◆ Instructions for the task ◆
Could the data below be copied exactly, minus the pictures?

[Element data from apps and pages]
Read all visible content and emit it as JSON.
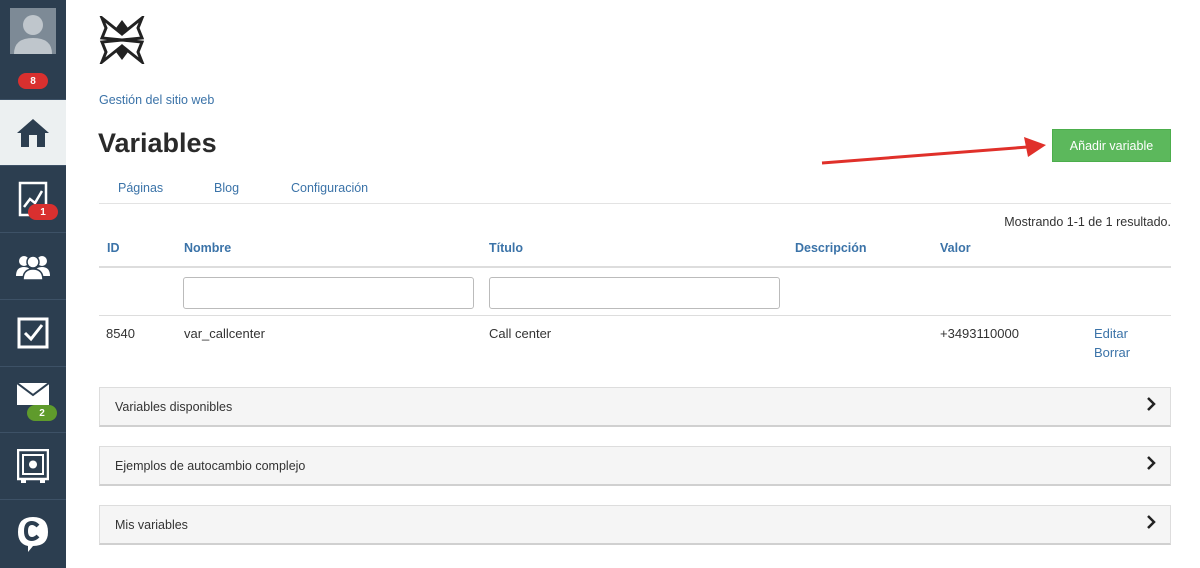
{
  "sidebar": {
    "notification_badge": "8",
    "reports_badge": "1",
    "mail_badge": "2"
  },
  "breadcrumb": "Gestión del sitio web",
  "page_title": "Variables",
  "add_button_label": "Añadir variable",
  "tabs": [
    {
      "label": "Páginas"
    },
    {
      "label": "Blog"
    },
    {
      "label": "Configuración"
    }
  ],
  "summary": "Mostrando 1-1 de 1 resultado.",
  "table": {
    "headers": [
      "ID",
      "Nombre",
      "Título",
      "Descripción",
      "Valor"
    ],
    "rows": [
      {
        "id": "8540",
        "nombre": "var_callcenter",
        "titulo": "Call center",
        "descripcion": "",
        "valor": "+3493110000",
        "edit": "Editar",
        "delete": "Borrar"
      }
    ]
  },
  "panels": [
    {
      "label": "Variables disponibles"
    },
    {
      "label": "Ejemplos de autocambio complejo"
    },
    {
      "label": "Mis variables"
    }
  ],
  "colors": {
    "sidebar": "#2c3e50",
    "link": "#3b73a8",
    "primary_button": "#5cb85c",
    "arrow": "#e0302a"
  }
}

◆ Reply ◆
Read all visible content and emit it as JSON.
{
  "sidebar": {
    "notification_badge": "8",
    "reports_badge": "1",
    "mail_badge": "2"
  },
  "breadcrumb": "Gestión del sitio web",
  "page_title": "Variables",
  "add_button_label": "Añadir variable",
  "tabs": [
    {
      "label": "Páginas"
    },
    {
      "label": "Blog"
    },
    {
      "label": "Configuración"
    }
  ],
  "summary": "Mostrando 1-1 de 1 resultado.",
  "table": {
    "headers": [
      "ID",
      "Nombre",
      "Título",
      "Descripción",
      "Valor"
    ],
    "rows": [
      {
        "id": "8540",
        "nombre": "var_callcenter",
        "titulo": "Call center",
        "descripcion": "",
        "valor": "+3493110000",
        "edit": "Editar",
        "delete": "Borrar"
      }
    ]
  },
  "panels": [
    {
      "label": "Variables disponibles"
    },
    {
      "label": "Ejemplos de autocambio complejo"
    },
    {
      "label": "Mis variables"
    }
  ],
  "colors": {
    "sidebar": "#2c3e50",
    "link": "#3b73a8",
    "primary_button": "#5cb85c",
    "arrow": "#e0302a"
  }
}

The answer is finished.